▸ **YOUR GOAL**
Copy out, from the data, each line containing the string "icon".

▸ **PROVIDED RECORDS**
--------------------
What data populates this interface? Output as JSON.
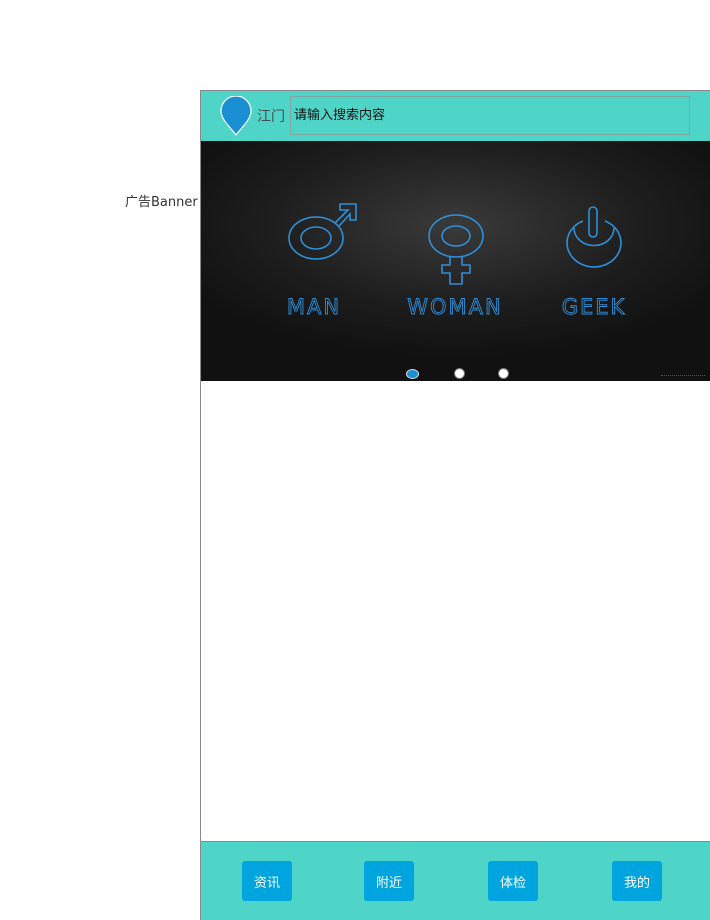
{
  "annotation": {
    "banner_label": "广告Banner"
  },
  "header": {
    "city": "江门",
    "search_placeholder": "请输入搜索内容"
  },
  "banner": {
    "items": [
      {
        "label": "MAN",
        "icon": "male-symbol-icon"
      },
      {
        "label": "WOMAN",
        "icon": "female-symbol-icon"
      },
      {
        "label": "GEEK",
        "icon": "power-icon"
      }
    ],
    "slide_count": 3,
    "active_slide": 1
  },
  "bottom_nav": {
    "items": [
      {
        "label": "资讯"
      },
      {
        "label": "附近"
      },
      {
        "label": "体检"
      },
      {
        "label": "我的"
      }
    ]
  },
  "colors": {
    "header_bg": "#4fd4c8",
    "nav_button": "#00a5e0",
    "pin": "#1a8fd4",
    "banner_glyph": "#2f8fd8"
  }
}
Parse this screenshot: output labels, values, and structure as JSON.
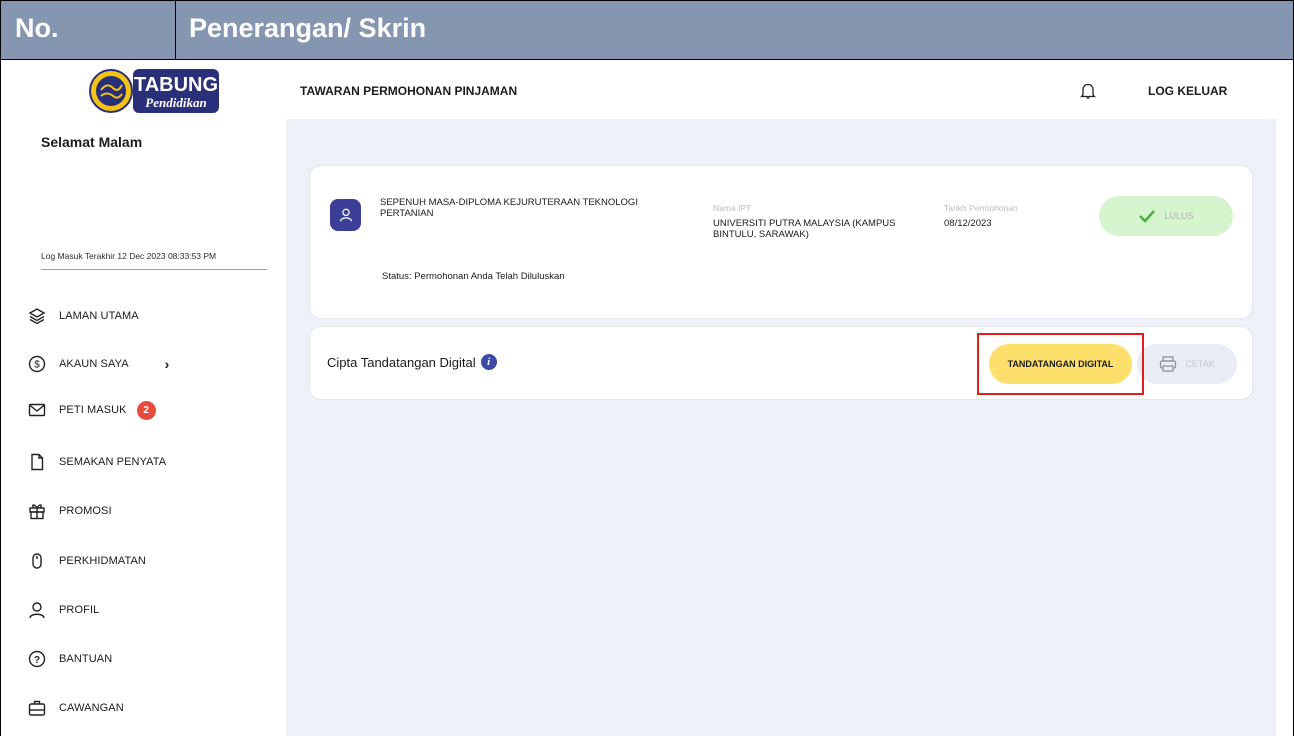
{
  "doc_header": {
    "col_no": "No.",
    "col_desc": "Penerangan/ Skrin"
  },
  "logo": {
    "line1": "TABUNG",
    "line2": "Pendidikan"
  },
  "sidebar": {
    "greeting": "Selamat Malam",
    "last_login": "Log Masuk Terakhir 12 Dec 2023 08:33:53 PM",
    "items": [
      {
        "label": "LAMAN UTAMA",
        "icon": "layers-icon"
      },
      {
        "label": "AKAUN SAYA",
        "icon": "dollar-icon",
        "chevron": "›"
      },
      {
        "label": "PETI MASUK",
        "icon": "mail-icon",
        "badge": "2"
      },
      {
        "label": "SEMAKAN PENYATA",
        "icon": "document-icon"
      },
      {
        "label": "PROMOSI",
        "icon": "gift-icon"
      },
      {
        "label": "PERKHIDMATAN",
        "icon": "mouse-icon"
      },
      {
        "label": "PROFIL",
        "icon": "user-icon"
      },
      {
        "label": "BANTUAN",
        "icon": "help-icon"
      },
      {
        "label": "CAWANGAN",
        "icon": "briefcase-icon"
      }
    ]
  },
  "topbar": {
    "title": "TAWARAN PERMOHONAN PINJAMAN",
    "logout": "LOG KELUAR"
  },
  "application": {
    "course": "SEPENUH MASA-DIPLOMA KEJURUTERAAN TEKNOLOGI PERTANIAN",
    "ipt_label": "Nama IPT",
    "ipt_value": "UNIVERSITI PUTRA MALAYSIA (KAMPUS BINTULU, SARAWAK)",
    "date_label": "Tarikh Permohonan",
    "date_value": "08/12/2023",
    "status_badge": "LULUS",
    "status_text": "Status: Permohonan Anda Telah Diluluskan"
  },
  "signature": {
    "label": "Cipta Tandatangan Digital",
    "sign_button": "TANDATANGAN DIGITAL",
    "print_button": "CETAK"
  },
  "colors": {
    "header_bg": "#8496b0",
    "content_bg": "#eef1f8",
    "accent": "#3b3f97",
    "sign_button": "#fddf6b",
    "status_pill": "#d6f5cf",
    "badge": "#e64b3c",
    "highlight": "#e01e1e"
  }
}
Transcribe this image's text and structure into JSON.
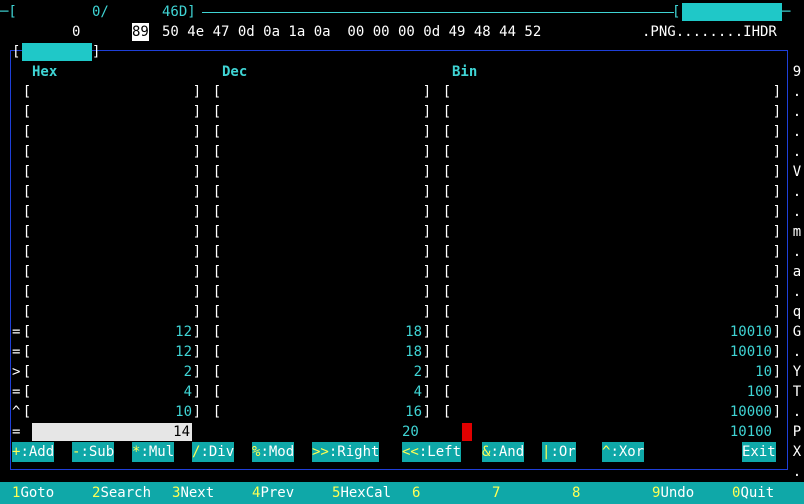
{
  "header": {
    "dash_left": "─[",
    "offset": "0/",
    "size": "46D]",
    "dash_right": "─",
    "hex_offset": "0",
    "cursor_byte": "89",
    "bytes": "50 4e 47 0d 0a 1a 0a  00 00 00 0d 49 48 44 52",
    "ascii": ".PNG........IHDR"
  },
  "calc": {
    "titles": {
      "hex": "Hex",
      "dec": "Dec",
      "bin": "Bin"
    },
    "rows": [
      {
        "mark": "=",
        "hex": "12",
        "dec": "18",
        "bin": "10010"
      },
      {
        "mark": "=",
        "hex": "12",
        "dec": "18",
        "bin": "10010"
      },
      {
        "mark": ">",
        "hex": "2",
        "dec": "2",
        "bin": "10"
      },
      {
        "mark": "=",
        "hex": "4",
        "dec": "4",
        "bin": "100"
      },
      {
        "mark": "^",
        "hex": "10",
        "dec": "16",
        "bin": "10000"
      }
    ],
    "result": {
      "mark": "=",
      "hex": "14",
      "dec": "20",
      "bin": "10100"
    }
  },
  "ops": [
    {
      "key": "+",
      "label": ":Add"
    },
    {
      "key": "-",
      "label": ":Sub"
    },
    {
      "key": "*",
      "label": ":Mul"
    },
    {
      "key": "/",
      "label": ":Div"
    },
    {
      "key": "%",
      "label": ":Mod"
    },
    {
      "key": ">>",
      "label": ":Right"
    },
    {
      "key": "<<",
      "label": ":Left"
    },
    {
      "key": "&",
      "label": ":And"
    },
    {
      "key": "|",
      "label": ":Or"
    },
    {
      "key": "^",
      "label": ":Xor"
    },
    {
      "key": "",
      "label": "Exit"
    }
  ],
  "side_ascii": [
    "9",
    ".",
    ".",
    ".",
    ".",
    "V",
    ".",
    ".",
    "m",
    ".",
    "a",
    ".",
    "q",
    "G",
    ".",
    "Y",
    "T",
    ".",
    "P",
    "X",
    "."
  ],
  "fkeys": [
    {
      "num": "1",
      "label": "Goto"
    },
    {
      "num": "2",
      "label": "Search"
    },
    {
      "num": "3",
      "label": "Next"
    },
    {
      "num": "4",
      "label": "Prev"
    },
    {
      "num": "5",
      "label": "HexCal"
    },
    {
      "num": "6",
      "label": ""
    },
    {
      "num": "7",
      "label": ""
    },
    {
      "num": "8",
      "label": ""
    },
    {
      "num": "9",
      "label": "Undo"
    },
    {
      "num": "0",
      "label": "Quit"
    }
  ],
  "colors": {
    "cyan": "#3fd4d4",
    "bar": "#0fa8a8",
    "border": "#1e3fd8",
    "cursor": "#e00000"
  }
}
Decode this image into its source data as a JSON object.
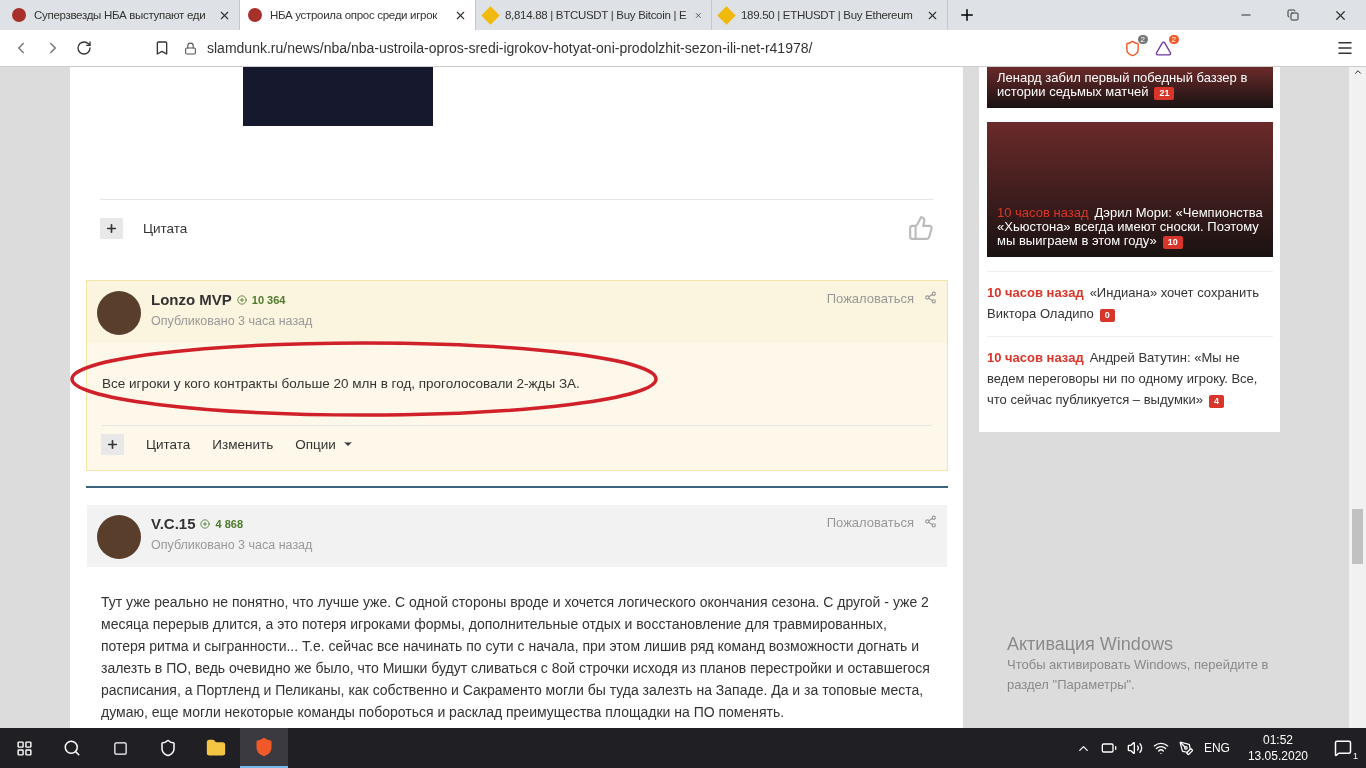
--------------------
▸ **EXERCISE RESULT**
        "icon": "male-symbol-icon"
        "icon": "female-symbol-icon"
        "icon": "power-icon"
        "icon": "layers-icon"
        "icon": "dollar-icon",
        "icon": "mail-icon",
        "icon": "document-icon"
        "icon": "gift-icon"
        "icon": "mouse-icon"
        "icon": "user-icon"
        "icon": "help-icon"
        "icon": "briefcase-icon"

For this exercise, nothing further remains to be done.